Back when cinemas were still a thing, they were always useful as a guide to what movies were worth a look: if something was given a cinema release, chances are somebody somewhere thought people would pay money to see it. Now all you have to guide you are people like me, frantically trying to pluck gems out of the firehose of content that blasts out of our screens every single day. The good news is, there’s plenty of decent things to watch out there, and not all of them are television series that require days out of your life: if you’re looking for something to fill that movie-shaped hole in your life, here’s five recent standouts.
Endings, Beginnings (available to rent from the Foxtel store from May 23)
Writer/director Drake Doremus is probably still best known for his early romantic drama Like Crazy, but over the years he’s made a string of features all trying to capture a certain romantic tone that’s not exactly profound but not quite as superficial as his stylish visuals would suggest. His latest effort tracks the course of a love triangle as Daphne (Shailene Woodley) tries to get her life back on track while bouncing between two friends – the impulsive Frank (Sebastian Stan) and Irish writer (Jamie Dornan). One appeals to her head, the other to her more… physical side, and while the story is meandering, the semi-improvised nature of it (and a trio of winning performances) make it an easy, entertaining watch.
The Duellists (out now on blu-ray)
ViaVision’s new Imprint blu-ray label looks like a must for fans of the classically quirky and off-beat (bringing out both the 1953 War of the Worlds and I Married a Monster From Outer Space is definitely making some kind of statement), but it’s this release of director Ridley Scott’s first film that’s the stand-out. Harvey Keitel and Keith Carradine are officers in Napoleon’s army who find themselves trapped in an escalating series of inconclusive but increasingly dangerous duels as a minor altercation between them curdles into a lifelong hatred. Lavishly shot, psychologically complex and often grippingly tense, this first film from a master storyteller remains one of his best works.
Bad Education (out now on Foxtel Showcase)
Dr. Frank Tassone (Hugh Jackman) is the slick and charming superintendent at a Long Island school that’s spending big to try and attract the best and brightest students.

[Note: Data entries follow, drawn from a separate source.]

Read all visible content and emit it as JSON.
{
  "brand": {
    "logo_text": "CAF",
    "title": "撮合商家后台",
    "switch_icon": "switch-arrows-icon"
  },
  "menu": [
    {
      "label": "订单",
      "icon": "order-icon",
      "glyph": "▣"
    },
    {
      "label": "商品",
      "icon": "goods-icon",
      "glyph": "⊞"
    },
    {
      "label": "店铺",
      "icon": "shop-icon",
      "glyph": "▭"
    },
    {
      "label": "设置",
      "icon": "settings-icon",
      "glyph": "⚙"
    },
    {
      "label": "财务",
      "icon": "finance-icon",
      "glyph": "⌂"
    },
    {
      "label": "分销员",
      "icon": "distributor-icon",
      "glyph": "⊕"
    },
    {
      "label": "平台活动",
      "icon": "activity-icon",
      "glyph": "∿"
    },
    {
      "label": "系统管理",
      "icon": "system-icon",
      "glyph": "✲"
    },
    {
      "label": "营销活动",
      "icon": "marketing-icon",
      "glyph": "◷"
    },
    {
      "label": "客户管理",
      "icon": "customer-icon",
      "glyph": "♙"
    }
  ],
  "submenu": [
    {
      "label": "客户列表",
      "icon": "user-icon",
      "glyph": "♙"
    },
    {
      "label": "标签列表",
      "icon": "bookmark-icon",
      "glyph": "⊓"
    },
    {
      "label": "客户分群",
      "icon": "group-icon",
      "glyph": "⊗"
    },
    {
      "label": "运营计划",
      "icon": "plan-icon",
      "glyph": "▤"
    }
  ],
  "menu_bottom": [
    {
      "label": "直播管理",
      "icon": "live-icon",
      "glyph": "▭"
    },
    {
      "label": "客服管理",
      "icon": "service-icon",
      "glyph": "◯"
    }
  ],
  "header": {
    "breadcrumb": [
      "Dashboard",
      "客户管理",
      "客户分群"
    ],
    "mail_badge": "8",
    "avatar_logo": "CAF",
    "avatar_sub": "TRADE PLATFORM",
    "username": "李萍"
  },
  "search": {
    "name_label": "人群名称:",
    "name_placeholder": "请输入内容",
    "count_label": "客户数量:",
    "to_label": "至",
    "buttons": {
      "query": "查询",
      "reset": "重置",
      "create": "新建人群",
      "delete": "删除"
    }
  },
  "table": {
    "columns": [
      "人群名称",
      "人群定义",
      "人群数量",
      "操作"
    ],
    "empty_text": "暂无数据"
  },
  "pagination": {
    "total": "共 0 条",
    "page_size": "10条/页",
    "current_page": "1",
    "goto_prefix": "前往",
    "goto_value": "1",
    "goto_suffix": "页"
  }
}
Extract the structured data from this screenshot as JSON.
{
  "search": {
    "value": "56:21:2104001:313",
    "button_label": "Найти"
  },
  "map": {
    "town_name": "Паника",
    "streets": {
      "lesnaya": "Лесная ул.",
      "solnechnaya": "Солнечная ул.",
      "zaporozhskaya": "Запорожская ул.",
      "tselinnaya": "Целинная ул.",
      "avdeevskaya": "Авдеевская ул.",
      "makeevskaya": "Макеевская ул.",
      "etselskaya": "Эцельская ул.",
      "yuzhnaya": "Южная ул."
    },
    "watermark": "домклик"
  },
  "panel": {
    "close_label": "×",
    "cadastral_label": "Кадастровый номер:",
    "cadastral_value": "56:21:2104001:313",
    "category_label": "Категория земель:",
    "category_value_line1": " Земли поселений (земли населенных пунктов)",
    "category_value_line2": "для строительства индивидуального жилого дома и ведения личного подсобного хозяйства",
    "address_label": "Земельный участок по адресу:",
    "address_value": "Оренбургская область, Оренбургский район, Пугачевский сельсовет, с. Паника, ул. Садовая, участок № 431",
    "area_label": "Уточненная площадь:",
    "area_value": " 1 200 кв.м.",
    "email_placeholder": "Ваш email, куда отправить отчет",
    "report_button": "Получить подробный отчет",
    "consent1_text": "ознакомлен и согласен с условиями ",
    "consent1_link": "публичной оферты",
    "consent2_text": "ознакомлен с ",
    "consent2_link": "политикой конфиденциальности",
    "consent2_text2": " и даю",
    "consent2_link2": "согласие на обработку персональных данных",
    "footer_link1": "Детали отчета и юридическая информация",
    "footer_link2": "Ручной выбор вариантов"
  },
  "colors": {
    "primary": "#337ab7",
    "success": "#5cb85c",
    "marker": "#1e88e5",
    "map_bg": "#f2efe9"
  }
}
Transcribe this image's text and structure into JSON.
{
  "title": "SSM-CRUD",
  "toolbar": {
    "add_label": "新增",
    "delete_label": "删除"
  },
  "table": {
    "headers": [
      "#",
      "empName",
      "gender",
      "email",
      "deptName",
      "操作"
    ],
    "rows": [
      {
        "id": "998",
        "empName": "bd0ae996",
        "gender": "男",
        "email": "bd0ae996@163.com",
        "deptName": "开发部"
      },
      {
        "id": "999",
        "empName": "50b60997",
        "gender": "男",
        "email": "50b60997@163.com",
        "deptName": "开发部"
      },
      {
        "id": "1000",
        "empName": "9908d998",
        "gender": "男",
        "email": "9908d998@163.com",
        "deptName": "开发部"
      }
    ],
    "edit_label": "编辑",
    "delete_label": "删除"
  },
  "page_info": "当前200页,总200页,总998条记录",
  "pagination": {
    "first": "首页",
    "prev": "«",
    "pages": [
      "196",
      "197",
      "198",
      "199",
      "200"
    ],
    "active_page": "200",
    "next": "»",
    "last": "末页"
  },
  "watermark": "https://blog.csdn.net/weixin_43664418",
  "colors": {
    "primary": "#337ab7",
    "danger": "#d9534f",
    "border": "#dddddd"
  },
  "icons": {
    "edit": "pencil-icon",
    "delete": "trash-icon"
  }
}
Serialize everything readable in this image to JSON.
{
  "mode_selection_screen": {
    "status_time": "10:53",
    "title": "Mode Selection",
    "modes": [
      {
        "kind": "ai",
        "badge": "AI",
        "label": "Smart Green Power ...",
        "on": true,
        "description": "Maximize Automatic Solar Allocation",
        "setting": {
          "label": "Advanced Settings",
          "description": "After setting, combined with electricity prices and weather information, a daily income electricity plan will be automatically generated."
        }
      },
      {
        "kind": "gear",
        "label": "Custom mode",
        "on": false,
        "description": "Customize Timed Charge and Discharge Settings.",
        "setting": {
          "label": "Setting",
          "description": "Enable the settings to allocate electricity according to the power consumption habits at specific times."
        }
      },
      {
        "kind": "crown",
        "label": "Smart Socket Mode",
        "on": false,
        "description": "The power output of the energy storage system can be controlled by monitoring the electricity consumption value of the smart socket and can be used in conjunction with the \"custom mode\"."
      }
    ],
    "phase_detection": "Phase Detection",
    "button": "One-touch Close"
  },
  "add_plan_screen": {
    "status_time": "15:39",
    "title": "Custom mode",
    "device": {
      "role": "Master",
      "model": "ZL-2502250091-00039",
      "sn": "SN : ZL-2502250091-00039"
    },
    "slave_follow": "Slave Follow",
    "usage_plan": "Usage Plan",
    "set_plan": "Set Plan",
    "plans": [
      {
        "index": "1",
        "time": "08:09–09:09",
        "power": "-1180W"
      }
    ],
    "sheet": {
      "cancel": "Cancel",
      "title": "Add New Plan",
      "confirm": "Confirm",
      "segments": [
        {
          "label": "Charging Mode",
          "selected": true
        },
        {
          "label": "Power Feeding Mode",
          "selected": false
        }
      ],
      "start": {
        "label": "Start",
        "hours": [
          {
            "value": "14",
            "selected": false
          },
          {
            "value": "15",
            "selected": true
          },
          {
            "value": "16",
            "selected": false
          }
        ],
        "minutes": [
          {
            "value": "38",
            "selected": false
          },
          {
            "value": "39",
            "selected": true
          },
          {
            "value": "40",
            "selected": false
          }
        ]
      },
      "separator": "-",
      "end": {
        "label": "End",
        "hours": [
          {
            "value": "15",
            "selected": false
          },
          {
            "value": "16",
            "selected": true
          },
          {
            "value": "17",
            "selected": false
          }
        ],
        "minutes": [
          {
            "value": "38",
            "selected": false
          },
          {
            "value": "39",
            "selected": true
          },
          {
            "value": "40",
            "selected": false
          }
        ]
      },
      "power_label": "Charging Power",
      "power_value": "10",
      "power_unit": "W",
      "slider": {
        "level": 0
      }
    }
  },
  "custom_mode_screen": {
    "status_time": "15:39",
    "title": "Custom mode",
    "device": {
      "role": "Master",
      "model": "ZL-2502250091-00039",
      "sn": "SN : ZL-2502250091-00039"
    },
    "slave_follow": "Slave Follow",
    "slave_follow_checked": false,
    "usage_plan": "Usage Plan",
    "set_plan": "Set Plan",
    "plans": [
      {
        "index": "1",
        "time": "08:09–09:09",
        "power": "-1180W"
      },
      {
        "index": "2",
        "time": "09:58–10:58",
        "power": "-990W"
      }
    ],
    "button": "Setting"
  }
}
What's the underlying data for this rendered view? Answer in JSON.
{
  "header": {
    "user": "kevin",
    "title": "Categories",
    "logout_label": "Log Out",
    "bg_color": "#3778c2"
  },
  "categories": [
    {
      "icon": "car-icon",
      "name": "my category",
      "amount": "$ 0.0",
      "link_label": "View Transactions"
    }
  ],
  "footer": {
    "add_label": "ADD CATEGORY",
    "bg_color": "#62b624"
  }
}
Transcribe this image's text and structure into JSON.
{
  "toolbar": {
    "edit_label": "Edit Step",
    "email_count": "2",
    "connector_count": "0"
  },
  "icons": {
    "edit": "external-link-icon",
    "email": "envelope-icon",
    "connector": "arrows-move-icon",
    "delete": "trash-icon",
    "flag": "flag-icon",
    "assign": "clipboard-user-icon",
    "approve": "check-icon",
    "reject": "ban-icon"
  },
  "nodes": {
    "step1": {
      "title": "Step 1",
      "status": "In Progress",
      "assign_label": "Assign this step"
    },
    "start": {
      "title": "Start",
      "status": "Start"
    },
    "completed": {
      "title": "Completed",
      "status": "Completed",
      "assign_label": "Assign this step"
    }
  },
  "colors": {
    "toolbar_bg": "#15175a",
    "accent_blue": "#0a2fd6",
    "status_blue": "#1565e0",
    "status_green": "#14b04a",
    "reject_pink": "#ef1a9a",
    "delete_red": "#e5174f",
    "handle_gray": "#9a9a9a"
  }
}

But with all that money floating around, will he be able to resist temptation? Of course not: corruption is the point of this movie (based on a true story), and the way the rot is slowly exposed is one of this sharp, smart film’s many pleasures. The other is Jackman, giving one of his strongest performances yet as a glad-handing nice guy who never quite seems right. He wants to be popular, yet he holds those who like him in contempt; it’s a combination that brings out Jackman’s best.
Hearts & Bones (out now on various streaming services and on DVD June 3)
Daniel Fisher (Hugo Weaving) is an acclaimed war photographer now at home and on edge in leafy Sydney. Taxi driver Sebastian (Andrew Luri) turns up on his doorstep with a strange request: he wants Daniel to photograph the community choir he’s a member of. Well, that’s what he starts out asking for. Soon a deeper, darker connection between the two men is revealed, and while their growing friendship seemingly offers a chance to move forward, their respective pasts are not as distant as they’d like to think. It’s a thoughtful look at friendship with a pair of great performances; it’s also an Australian film that shows a whole lot of people walking around outside and hanging out with each other, which is pretty much a major special effect in 2020.
Vivarium (out now on various streaming services and Foxtel On Demand)
Horror has always been willing to make a satirical point, and while there aren’t a lot of laughs in Vivarium, it doesn’t take much to spot a wider point being made in this tale of a young couple (Imogen Poots and Jesse Eisenberg) who drive out to take a look at a house in a strangely empty housing estate only to discover that they can’t find a way out. The unease builds gradually as things become increasingly nightmarish, but the two leads keep things emotionally grounded even as the true nature of their plight becomes obvious. If you’re planning to move out to the suburbs and start a family, this is not the film for you.
Bonus comedy feature: Douglas (Netflix May 26)
Hannah Gadsby’s follow-up to Nanette isn’t quite as pointed or willing to avoid laughs for long stretches as that global stand up comedy smash hit, but Australia’s biggest stand-up superstar (sorry Hughsey) remains just as funny and insightful. Named after her dog, and also after the doctor who named a part of the female anatomy after himself, it’s a very personal look at the numerous ways in which the personal is political, which doesn’t sound anywhere near as funny as this often is.
Written by Anthony Morris